(Beginning of Dataset excerpts)

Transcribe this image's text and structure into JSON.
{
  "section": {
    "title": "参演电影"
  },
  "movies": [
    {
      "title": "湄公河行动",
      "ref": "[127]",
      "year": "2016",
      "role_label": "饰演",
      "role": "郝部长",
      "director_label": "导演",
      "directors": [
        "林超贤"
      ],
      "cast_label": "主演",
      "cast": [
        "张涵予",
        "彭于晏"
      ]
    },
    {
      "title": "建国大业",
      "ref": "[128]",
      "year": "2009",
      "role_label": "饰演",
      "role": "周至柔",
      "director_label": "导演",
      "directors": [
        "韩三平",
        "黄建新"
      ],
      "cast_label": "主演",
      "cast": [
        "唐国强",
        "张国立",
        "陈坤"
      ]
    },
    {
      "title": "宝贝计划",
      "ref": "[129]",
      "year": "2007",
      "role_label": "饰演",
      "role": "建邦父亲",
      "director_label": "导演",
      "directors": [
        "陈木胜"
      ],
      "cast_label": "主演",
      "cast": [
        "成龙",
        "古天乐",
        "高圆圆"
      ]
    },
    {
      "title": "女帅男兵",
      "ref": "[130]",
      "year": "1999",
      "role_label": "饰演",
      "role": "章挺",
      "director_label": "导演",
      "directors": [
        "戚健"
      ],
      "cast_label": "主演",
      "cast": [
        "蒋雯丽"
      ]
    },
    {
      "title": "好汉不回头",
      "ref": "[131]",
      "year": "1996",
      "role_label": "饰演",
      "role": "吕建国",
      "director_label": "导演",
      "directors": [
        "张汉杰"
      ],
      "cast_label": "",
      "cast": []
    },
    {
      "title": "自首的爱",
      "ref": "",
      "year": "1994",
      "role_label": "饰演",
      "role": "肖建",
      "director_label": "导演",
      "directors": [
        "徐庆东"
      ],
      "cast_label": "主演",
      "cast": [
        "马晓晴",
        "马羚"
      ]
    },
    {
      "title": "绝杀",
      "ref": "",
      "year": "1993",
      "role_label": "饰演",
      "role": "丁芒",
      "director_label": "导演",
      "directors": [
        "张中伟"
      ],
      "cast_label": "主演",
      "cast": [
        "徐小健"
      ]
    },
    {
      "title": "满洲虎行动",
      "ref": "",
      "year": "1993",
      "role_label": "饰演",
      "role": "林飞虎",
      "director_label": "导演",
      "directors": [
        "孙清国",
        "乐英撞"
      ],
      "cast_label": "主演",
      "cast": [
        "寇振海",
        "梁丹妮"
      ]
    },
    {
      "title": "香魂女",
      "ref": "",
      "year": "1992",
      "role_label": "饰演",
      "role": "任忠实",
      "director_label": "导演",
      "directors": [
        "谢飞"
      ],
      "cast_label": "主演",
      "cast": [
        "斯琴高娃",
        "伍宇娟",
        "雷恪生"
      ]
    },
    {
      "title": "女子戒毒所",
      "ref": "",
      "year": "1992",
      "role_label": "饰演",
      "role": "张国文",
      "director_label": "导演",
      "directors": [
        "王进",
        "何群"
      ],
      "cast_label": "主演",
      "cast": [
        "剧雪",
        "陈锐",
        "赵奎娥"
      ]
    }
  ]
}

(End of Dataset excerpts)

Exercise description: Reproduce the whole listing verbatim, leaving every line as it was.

Output:
Transcribe this image's text and structure into JSON.
{
  "section": {
    "title": "参演电影"
  },
  "movies": [
    {
      "title": "湄公河行动",
      "ref": "[127]",
      "year": "2016",
      "role_label": "饰演",
      "role": "郝部长",
      "director_label": "导演",
      "directors": [
        "林超贤"
      ],
      "cast_label": "主演",
      "cast": [
        "张涵予",
        "彭于晏"
      ]
    },
    {
      "title": "建国大业",
      "ref": "[128]",
      "year": "2009",
      "role_label": "饰演",
      "role": "周至柔",
      "director_label": "导演",
      "directors": [
        "韩三平",
        "黄建新"
      ],
      "cast_label": "主演",
      "cast": [
        "唐国强",
        "张国立",
        "陈坤"
      ]
    },
    {
      "title": "宝贝计划",
      "ref": "[129]",
      "year": "2007",
      "role_label": "饰演",
      "role": "建邦父亲",
      "director_label": "导演",
      "directors": [
        "陈木胜"
      ],
      "cast_label": "主演",
      "cast": [
        "成龙",
        "古天乐",
        "高圆圆"
      ]
    },
    {
      "title": "女帅男兵",
      "ref": "[130]",
      "year": "1999",
      "role_label": "饰演",
      "role": "章挺",
      "director_label": "导演",
      "directors": [
        "戚健"
      ],
      "cast_label": "主演",
      "cast": [
        "蒋雯丽"
      ]
    },
    {
      "title": "好汉不回头",
      "ref": "[131]",
      "year": "1996",
      "role_label": "饰演",
      "role": "吕建国",
      "director_label": "导演",
      "directors": [
        "张汉杰"
      ],
      "cast_label": "",
      "cast": []
    },
    {
      "title": "自首的爱",
      "ref": "",
      "year": "1994",
      "role_label": "饰演",
      "role": "肖建",
      "director_label": "导演",
      "directors": [
        "徐庆东"
      ],
      "cast_label": "主演",
      "cast": [
        "马晓晴",
        "马羚"
      ]
    },
    {
      "title": "绝杀",
      "ref": "",
      "year": "1993",
      "role_label": "饰演",
      "role": "丁芒",
      "director_label": "导演",
      "directors": [
        "张中伟"
      ],
      "cast_label": "主演",
      "cast": [
        "徐小健"
      ]
    },
    {
      "title": "满洲虎行动",
      "ref": "",
      "year": "1993",
      "role_label": "饰演",
      "role": "林飞虎",
      "director_label": "导演",
      "directors": [
        "孙清国",
        "乐英撞"
      ],
      "cast_label": "主演",
      "cast": [
        "寇振海",
        "梁丹妮"
      ]
    },
    {
      "title": "香魂女",
      "ref": "",
      "year": "1992",
      "role_label": "饰演",
      "role": "任忠实",
      "director_label": "导演",
      "directors": [
        "谢飞"
      ],
      "cast_label": "主演",
      "cast": [
        "斯琴高娃",
        "伍宇娟",
        "雷恪生"
      ]
    },
    {
      "title": "女子戒毒所",
      "ref": "",
      "year": "1992",
      "role_label": "饰演",
      "role": "张国文",
      "director_label": "导演",
      "directors": [
        "王进",
        "何群"
      ],
      "cast_label": "主演",
      "cast": [
        "剧雪",
        "陈锐",
        "赵奎娥"
      ]
    }
  ]
}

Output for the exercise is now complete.